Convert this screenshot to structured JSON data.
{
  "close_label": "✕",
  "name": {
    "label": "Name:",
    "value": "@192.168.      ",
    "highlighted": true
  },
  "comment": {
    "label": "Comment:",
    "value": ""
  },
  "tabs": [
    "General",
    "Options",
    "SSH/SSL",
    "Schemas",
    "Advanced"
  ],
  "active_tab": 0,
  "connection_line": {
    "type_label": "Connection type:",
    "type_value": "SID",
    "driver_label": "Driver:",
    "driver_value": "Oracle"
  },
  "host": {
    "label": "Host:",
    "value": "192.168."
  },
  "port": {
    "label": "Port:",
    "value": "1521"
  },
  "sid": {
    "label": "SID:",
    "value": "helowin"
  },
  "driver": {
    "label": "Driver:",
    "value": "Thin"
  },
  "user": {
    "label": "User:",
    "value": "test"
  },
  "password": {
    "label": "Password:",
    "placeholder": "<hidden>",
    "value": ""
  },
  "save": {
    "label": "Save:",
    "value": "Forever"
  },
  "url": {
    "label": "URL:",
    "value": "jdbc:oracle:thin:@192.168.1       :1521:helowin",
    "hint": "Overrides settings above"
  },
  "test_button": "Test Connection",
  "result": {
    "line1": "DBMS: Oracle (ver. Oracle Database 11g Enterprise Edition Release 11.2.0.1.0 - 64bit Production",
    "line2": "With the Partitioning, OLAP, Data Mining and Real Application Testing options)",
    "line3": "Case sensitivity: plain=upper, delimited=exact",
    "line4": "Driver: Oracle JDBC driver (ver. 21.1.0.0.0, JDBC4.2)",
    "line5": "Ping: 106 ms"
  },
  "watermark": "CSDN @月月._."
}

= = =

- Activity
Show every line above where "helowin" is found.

- Final answer
    "value": "helowin"
    "value": "jdbc:oracle:thin:@192.168.1       :1521:helowin",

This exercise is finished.